The practice, politics and ecology of non timber forest products in Scotland

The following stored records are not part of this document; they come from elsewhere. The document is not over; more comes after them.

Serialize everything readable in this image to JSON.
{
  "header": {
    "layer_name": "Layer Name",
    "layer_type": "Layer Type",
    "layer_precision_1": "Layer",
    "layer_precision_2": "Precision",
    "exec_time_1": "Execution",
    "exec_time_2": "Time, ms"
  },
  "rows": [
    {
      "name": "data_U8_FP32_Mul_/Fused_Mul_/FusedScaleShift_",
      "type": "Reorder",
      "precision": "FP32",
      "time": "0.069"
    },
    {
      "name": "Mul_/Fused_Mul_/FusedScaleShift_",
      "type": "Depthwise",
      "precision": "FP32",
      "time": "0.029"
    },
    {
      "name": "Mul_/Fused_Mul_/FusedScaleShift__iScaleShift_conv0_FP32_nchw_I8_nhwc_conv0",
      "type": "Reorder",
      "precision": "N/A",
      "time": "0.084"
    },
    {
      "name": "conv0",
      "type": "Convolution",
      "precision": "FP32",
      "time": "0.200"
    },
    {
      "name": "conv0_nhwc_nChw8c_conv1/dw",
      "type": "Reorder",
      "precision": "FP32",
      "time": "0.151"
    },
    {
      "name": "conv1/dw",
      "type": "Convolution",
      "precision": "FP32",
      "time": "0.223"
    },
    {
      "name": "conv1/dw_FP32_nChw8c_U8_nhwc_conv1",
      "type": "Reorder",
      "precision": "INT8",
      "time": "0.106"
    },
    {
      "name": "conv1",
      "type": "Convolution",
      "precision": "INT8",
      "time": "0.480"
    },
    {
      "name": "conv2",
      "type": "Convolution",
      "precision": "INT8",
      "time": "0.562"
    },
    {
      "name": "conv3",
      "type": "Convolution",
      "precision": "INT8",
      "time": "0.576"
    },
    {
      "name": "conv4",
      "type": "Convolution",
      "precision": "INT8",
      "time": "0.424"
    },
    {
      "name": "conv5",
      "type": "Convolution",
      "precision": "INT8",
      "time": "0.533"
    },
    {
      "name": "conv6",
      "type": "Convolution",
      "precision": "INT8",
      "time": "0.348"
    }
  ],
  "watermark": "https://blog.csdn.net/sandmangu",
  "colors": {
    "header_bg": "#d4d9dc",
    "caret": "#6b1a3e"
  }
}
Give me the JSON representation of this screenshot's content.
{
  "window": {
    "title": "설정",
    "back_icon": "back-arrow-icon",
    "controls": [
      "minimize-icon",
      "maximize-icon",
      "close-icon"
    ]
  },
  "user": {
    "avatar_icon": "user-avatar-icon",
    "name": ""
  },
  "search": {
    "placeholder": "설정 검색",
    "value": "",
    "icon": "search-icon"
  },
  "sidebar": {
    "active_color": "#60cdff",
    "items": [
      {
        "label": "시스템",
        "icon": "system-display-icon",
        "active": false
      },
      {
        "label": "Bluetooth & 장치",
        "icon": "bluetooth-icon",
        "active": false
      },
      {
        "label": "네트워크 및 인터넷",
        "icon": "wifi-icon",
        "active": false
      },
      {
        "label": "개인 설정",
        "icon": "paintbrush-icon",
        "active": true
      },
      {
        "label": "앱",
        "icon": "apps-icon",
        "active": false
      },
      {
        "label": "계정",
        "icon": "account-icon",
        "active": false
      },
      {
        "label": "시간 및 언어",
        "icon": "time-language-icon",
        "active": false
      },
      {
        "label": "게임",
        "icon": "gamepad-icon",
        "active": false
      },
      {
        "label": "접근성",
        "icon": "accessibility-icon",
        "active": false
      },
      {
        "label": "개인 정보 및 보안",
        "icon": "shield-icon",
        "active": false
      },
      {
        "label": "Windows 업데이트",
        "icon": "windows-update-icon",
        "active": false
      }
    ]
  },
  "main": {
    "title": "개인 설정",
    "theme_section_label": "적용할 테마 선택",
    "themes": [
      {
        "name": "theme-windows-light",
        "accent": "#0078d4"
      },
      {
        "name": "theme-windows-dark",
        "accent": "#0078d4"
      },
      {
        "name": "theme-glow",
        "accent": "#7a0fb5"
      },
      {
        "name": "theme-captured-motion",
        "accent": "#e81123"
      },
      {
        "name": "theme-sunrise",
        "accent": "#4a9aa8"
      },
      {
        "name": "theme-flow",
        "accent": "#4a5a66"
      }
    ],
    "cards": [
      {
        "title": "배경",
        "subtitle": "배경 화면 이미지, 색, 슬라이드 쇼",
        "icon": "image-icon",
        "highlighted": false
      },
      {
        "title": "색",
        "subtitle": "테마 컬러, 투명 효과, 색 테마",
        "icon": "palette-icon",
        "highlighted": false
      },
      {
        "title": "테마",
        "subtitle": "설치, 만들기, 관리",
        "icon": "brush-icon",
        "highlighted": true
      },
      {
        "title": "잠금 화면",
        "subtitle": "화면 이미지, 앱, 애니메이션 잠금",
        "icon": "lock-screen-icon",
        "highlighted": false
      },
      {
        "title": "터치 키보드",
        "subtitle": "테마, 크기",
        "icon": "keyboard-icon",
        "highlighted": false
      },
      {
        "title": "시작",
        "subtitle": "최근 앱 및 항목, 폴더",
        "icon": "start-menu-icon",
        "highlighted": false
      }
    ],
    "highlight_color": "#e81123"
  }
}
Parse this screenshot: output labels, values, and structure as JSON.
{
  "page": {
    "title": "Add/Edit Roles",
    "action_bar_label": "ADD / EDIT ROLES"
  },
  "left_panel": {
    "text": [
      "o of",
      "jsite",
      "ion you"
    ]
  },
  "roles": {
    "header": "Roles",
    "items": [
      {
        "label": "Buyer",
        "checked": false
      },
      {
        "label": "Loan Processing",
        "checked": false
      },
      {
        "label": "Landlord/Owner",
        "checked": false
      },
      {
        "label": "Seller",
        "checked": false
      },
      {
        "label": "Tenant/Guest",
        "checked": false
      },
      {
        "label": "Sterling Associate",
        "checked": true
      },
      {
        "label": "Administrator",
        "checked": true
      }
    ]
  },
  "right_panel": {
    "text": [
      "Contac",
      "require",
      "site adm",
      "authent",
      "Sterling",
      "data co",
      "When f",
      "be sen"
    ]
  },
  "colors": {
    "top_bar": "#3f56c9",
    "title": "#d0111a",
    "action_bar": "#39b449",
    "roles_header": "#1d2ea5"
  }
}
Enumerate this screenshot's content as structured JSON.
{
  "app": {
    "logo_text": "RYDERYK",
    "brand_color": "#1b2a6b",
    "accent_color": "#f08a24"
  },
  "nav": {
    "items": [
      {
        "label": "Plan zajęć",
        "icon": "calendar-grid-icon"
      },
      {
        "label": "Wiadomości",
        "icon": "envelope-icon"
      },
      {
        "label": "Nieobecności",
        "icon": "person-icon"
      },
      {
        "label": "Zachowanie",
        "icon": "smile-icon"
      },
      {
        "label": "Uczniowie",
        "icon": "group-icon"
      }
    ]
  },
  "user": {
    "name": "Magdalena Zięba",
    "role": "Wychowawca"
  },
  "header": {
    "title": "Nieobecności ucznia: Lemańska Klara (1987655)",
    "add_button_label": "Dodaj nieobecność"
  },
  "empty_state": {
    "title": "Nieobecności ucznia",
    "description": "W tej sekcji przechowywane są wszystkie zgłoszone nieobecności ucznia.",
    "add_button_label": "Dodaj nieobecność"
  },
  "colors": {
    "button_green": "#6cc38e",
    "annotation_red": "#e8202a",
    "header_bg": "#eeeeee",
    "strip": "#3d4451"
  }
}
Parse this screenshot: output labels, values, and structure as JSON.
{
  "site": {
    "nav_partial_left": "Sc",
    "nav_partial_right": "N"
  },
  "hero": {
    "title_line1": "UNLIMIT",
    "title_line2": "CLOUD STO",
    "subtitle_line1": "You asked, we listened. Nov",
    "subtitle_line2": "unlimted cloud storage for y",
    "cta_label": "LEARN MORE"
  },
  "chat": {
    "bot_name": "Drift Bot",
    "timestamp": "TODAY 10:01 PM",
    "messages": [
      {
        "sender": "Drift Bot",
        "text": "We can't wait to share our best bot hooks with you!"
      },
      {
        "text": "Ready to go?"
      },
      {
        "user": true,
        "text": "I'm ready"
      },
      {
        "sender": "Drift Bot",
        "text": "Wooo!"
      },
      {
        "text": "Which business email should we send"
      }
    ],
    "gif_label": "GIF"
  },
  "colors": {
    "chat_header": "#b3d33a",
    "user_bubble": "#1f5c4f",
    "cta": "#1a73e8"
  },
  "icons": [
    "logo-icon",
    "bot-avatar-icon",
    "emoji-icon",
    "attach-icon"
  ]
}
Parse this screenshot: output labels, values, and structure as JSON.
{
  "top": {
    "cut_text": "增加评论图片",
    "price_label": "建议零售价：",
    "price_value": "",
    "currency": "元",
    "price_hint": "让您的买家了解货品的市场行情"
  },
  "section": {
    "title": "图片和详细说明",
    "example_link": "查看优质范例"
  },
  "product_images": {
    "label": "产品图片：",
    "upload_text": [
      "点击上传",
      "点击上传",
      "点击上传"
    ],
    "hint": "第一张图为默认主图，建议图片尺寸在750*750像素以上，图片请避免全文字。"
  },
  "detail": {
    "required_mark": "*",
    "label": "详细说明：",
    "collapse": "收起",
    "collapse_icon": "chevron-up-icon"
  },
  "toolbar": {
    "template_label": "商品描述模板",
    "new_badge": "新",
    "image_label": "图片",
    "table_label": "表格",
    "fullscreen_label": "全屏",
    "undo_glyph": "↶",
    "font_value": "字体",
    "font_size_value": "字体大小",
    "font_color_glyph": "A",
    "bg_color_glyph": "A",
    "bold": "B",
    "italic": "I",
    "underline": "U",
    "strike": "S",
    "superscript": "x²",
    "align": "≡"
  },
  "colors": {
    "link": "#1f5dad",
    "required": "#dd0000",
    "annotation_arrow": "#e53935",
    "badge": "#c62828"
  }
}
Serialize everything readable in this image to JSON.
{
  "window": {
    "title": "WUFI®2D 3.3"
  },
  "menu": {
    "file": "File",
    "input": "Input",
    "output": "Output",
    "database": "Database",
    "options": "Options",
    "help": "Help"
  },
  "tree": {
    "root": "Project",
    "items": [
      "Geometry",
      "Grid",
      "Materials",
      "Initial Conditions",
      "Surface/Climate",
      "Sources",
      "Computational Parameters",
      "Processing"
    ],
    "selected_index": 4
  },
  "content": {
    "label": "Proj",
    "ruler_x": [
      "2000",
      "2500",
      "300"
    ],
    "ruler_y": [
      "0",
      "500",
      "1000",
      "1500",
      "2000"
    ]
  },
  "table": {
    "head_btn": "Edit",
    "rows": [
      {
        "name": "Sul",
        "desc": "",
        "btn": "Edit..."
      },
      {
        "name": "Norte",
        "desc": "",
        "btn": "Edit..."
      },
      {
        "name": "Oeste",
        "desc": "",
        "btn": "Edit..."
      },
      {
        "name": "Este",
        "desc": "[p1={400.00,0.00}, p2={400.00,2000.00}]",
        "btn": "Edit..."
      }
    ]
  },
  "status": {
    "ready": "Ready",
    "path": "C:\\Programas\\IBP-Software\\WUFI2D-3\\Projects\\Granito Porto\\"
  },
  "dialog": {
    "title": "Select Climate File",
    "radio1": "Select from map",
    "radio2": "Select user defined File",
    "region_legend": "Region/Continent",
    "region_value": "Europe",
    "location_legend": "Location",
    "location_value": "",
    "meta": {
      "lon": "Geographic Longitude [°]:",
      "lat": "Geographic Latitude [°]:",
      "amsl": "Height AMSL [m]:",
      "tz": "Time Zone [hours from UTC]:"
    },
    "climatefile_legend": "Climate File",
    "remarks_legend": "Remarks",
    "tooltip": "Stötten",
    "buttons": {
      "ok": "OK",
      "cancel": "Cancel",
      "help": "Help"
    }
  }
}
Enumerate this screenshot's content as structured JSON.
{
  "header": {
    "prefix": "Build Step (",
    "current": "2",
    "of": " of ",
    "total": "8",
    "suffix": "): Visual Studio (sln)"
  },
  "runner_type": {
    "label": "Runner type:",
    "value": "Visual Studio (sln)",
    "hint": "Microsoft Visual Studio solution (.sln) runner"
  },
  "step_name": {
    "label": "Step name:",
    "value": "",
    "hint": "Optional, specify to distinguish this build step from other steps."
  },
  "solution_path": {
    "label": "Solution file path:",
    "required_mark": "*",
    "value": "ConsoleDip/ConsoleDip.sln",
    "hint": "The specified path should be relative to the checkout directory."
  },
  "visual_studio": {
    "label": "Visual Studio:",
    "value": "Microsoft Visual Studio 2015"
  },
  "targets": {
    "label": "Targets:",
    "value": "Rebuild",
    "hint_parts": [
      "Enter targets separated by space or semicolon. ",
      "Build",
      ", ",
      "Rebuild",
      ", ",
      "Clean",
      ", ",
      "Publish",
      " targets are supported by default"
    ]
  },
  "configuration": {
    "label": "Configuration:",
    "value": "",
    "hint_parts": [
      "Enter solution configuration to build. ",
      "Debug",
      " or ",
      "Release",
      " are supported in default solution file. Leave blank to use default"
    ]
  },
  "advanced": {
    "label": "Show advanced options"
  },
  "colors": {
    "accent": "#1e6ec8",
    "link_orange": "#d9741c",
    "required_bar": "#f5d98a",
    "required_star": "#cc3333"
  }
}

Non timber forest products are the neglected resource of Scotland’s woodlands, used by many, but with little provision in law, policy or management. Drawing on new research conducted in Scotland, and comparative studies in Finland, the Pacific Northwest USA and Canada, this thesis examines issues relating to the practice, politics and ecology of NTFPs. The methodological approaches used in the field research are set out in Chapter One. Chapters Two to Five explore the perspectives of stakeholder groups, who either use NTFPs directly or who influence the availability of resources and the ability of others to access them. The first of these groups is harvesters, with Chapter Two examining how issues of legal pluralism or the coexistence of both legal and customary rights for harvesting has resulted in the dominance of common practice over management and policy. Chapter Three discusses buying and processing activity, focussing on its contribution to both livelihood and lifestyle and its position ‘somewhere in between’ commercial and non-commercial benefit. The influence of land managers is examined in Chapter Four, reviewing the contrast between the privileged knowledge that enables harvesters to use resources, and the reliance on professionalised knowledge that renders land managers comparatively powerless. In Chapter Five the influence of organisations is explored, particularly in relation to the difficulty of accommodating the interests of such disparate groups without formal channels for representation. The thesis concludes by addressing policy and management concerns, both practical and ideological, and considering mechanisms for the management of NTFPs as a resource. It demands that ethical questions over benefits, values and rights be addressed, as well as issues surrounding sustainability and resource use. The conclusion seeks to present a new system for the self-governance of NTFP resources by the stakeholders themselves.